This was seen as a hugely radical idea and met with shock by the staff. Indeed, it may have been radical in 1909 when the show is set, but it’s hard to imagine life these days without being able to serve ourselves. Things have moved on so much now that we hardly even need to see what we’re buying before committing to a purchase. The internet makes it possible for us to endlessly browse goods from the comfort of our armchairs before a few clicks sends the items directly to us.
The monetary savings to be had by cutting out the need for bricks-and-mortar stores has made self-service very popular with consumer brands. Customers love it, too; it is often cheaper, they can read reviews by other buyers of the product, and have a much larger selection to choose from.
The problem comes when a potential customer cannot find certain information about a product and gets in touch with the company to find out more. This is a challenge for many brands because the customer will often know more about the product than the employee they are talking to. These days when a customer requires service on making a purchase, they are looking for advice and in-depth knowledge.
This means it is no longer enough to have warm bodies on the shop floor or in the contact centre who are there simply to take money and answer the simplest of queries. Front-line staff now have to know the products they are selling inside out and have expert knowledge at their fingertips.
Operations managers need to invest in training staff on all products and services – and ensure that this training is kept up to date.

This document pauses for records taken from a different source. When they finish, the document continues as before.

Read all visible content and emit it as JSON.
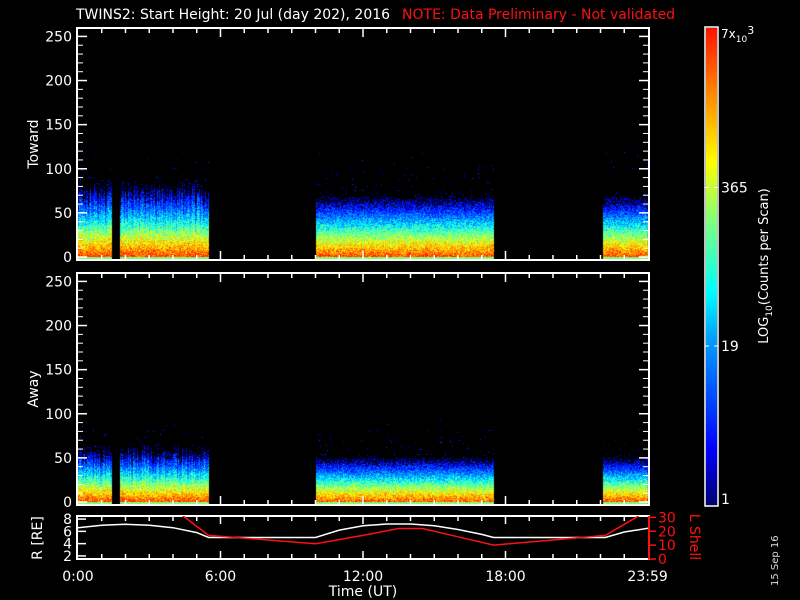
{
  "title": {
    "main": "TWINS2: Start Height: 20 Jul (day 202), 2016",
    "note": "NOTE: Data Preliminary - Not validated"
  },
  "datestamp": "15 Sep 16",
  "colors": {
    "note": "#ff1010",
    "orbit_R": "#ffffff",
    "orbit_L": "#ff1010"
  },
  "chart_data": [
    {
      "type": "heatmap",
      "name": "Toward",
      "ylabel": "Toward",
      "ylim": [
        0,
        255
      ],
      "yticks": [
        "0",
        "50",
        "100",
        "150",
        "200",
        "250"
      ],
      "x_hours": [
        0,
        24
      ],
      "data_intervals_hours": [
        [
          0,
          1.45
        ],
        [
          1.75,
          5.5
        ],
        [
          10.0,
          17.5
        ],
        [
          22.1,
          24
        ]
      ],
      "typical_max_height": 80
    },
    {
      "type": "heatmap",
      "name": "Away",
      "ylabel": "Away",
      "ylim": [
        0,
        255
      ],
      "yticks": [
        "0",
        "50",
        "100",
        "150",
        "200",
        "250"
      ],
      "x_hours": [
        0,
        24
      ],
      "data_intervals_hours": [
        [
          0,
          1.45
        ],
        [
          1.75,
          5.5
        ],
        [
          10.0,
          17.5
        ],
        [
          22.1,
          24
        ]
      ],
      "typical_max_height": 60
    },
    {
      "type": "line",
      "name": "orbit",
      "xlabel": "Time (UT)",
      "xticks": [
        "0:00",
        "6:00",
        "12:00",
        "18:00",
        "23:59"
      ],
      "ylabel_left": "R [RE]",
      "ylim_left": [
        1.5,
        8.5
      ],
      "yticks_left": [
        "2",
        "4",
        "6",
        "8"
      ],
      "ylabel_right": "L Shell",
      "ylim_right": [
        0,
        31
      ],
      "yticks_right": [
        "0",
        "10",
        "20",
        "30"
      ],
      "series": [
        {
          "name": "R",
          "axis": "left",
          "x": [
            0,
            1,
            2,
            3,
            4,
            5,
            5.5,
            10,
            11,
            12,
            13,
            14,
            15,
            16,
            17,
            17.5,
            22.2,
            23,
            24
          ],
          "y": [
            6.6,
            7.0,
            7.15,
            7.0,
            6.6,
            5.8,
            5.0,
            5.0,
            6.2,
            6.9,
            7.2,
            7.2,
            6.9,
            6.3,
            5.5,
            5.0,
            5.0,
            5.9,
            6.5
          ]
        },
        {
          "name": "L Shell",
          "axis": "right",
          "x": [
            4.35,
            5.5,
            10,
            12,
            13.5,
            14.5,
            16,
            17.5,
            22.2,
            23.6
          ],
          "y": [
            32,
            17,
            11,
            17,
            22,
            22,
            16,
            10,
            17,
            31
          ]
        }
      ]
    },
    {
      "type": "colorbar",
      "label": "LOG10(Counts per Scan)",
      "label_main": "LOG",
      "label_sub": "10",
      "label_rest": "(Counts per Scan)",
      "ticks": [
        "1",
        "19",
        "365",
        "7x10^3"
      ],
      "tick_values": [
        1,
        19,
        365,
        7000
      ],
      "top_label_base": "7x",
      "top_label_sub": "10",
      "top_label_sup": "3"
    }
  ]
}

The different skill-set required has an impact on recruitment, too. It’s more important than ever to make sure candidates have excellent listening and reasoning skills – something managers should test for at interview stage.
Self-service is without doubt having a profound impact on traditional shopping methods, but I believe there will always be a need for brands to demonstrate knowledge and expertise. Perhaps the recent demise of high street stores HMV and Jessops could have been avoided if they had focused on providing information and service (just as you see in Apple stores), rather than trying to compete with online retailers on price.
Retail visionary Harry Gordon Selfridge may have foreseen self-service as the future of shopping and he no doubt would have fully embraced the digital shopping basket, but he also would have understood that when customers do require service, it has to be of the highest quality.